Get Airports Ready for Disaster (GARD)
The COVID-19 crisis has disrupted DHL’s Get Airports Ready for Disaster (GARD) workshops. Our disaster management experts are now deploying state-of-the-art wearable collaboration technology to keep the program alive and expand its reach despite travel restrictions.
For nearly 20 years, Chris Weeks has faced many challenging situations all over the world. As our Director for Humanitarian Affairs, Chris helps manage DHL’s GoHelp program – a strategic disaster management partnership with the United Nations (UN). He leads both our Disaster Response Teams (DRT) and our Get Airports Ready for Disaster (GARD) workshops.
“Our job is to help the United Nations get relief goods into disaster-affected countries following natural events such as earthquakes and cyclones,” says Chris. “And by learning from past events and training teams on what to expect and how to respond, we can reduce the negative impact and help people recover more quickly.”
In the wake of the pandemic, the GoHelp team found itself facing a new type of challenge. Due to travel restrictions, the GARD trainers could not organize their standard five-day, on-site workshops. GARD workshops are designed to teach airport personnel about disaster management and help them prepare their facilities for the challenges of managing incoming relief aid should disaster strike.
Now that many companies have adapted to using video calls and collaboration software, you would think DHL's GoHelp GARD team could simply set up an online workshop. But it’s not that easy.
“The airport assessment is the real key to GARD,” says Chris. “We spend an entire day on walkabout, looking for strengths and weaknesses – things the airport can improve. I’ve looked at a lot of airports. You need to see it with your own eyes – that’s when you notice things that can make a difference in those hectic days right after a disaster.”
That’s why the GARD team turned to the DHL Innovation Center for support. Our innovation experts provided a state-of-the-art remote collaboration tool: the RealWear HMT-1, which they had been testing. The HMT-1 is a hands-free wearable computer designed for industrial workers. Equipped with a high-definition camera and high-quality audio and noise cancellation capabilities, it allows an expert to remotely see and hear what the on-site personnel sees and hears.

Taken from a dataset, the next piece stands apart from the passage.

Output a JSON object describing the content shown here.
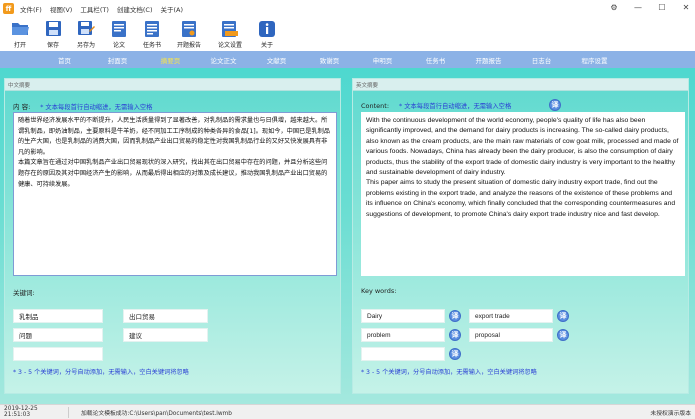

With the HMT-1 in hand and the support of Airport Council International (ACI), the team set up a GARD workshop at the Luis Muñoz Marín International Airport in San Juan, Puerto Rico, in February 2021, to test this innovative technology. Only four DHL instructors were present so that the workshop could be delivered as a hybrid classroom and online training session while adhering to COVID-19 safety measures.
After giving virtual presentations and following the in-class activities on day 1, Chris and his remote team were able to join the airport assessment tour on day 2 and interact with the on-site GARD instructors and airport personnel.
“It certainly wasn’t the same as being there,” says GARD lead trainer Kim Melville. “But it was the next best thing. We were able to communicate with the group, ask questions, take a second look at things. I was very impressed – and I’m excited about what we can do with this technology.”
In times of a pandemic, this event in Puerto Rico was digital.
In the wake of a natural disaster, bottlenecks in the flow of relief supplies can occur at airports in or near the affected area. Often the existing infrastructure cannot handle the tremendous volume of incoming goods.
”In our experience, many airports are not prepared for what happens after a natural disaster,” says Kathrin Mohr, Head of the GoHelp program. “The surge in air traffic, including many unscheduled cargo flights, can quickly disrupt regular airport operations.”
That’s why we established a flagship public-private partnership with the United Nations Development Programme (UNDP). Get Airports Ready for Disaster (GARD) is one pillar of that partnership. Our experienced airport trainers conduct workshops to prepare participants for the logistical challenge of a disaster relief effort. These help them improve processes for handling large volumes of incoming relief workers and supplies.
By partnering with the UNDP, we can cooperate closely with local authorities and government ministries, which facilitates both the planning and execution of the workshops. And GARD becomes a platform for dialogue and exchange between experts in humanitarian logistics and disaster management.
Since we launched GARD in 2009, we have held workshops at over 50 airports in nearly 30 countries, training more than 1,300 people. Close collaboration with the UNDP and a growing network of other partner organizations have helped make this program both valuable and sustainable – and we look forward to continuing this vital work.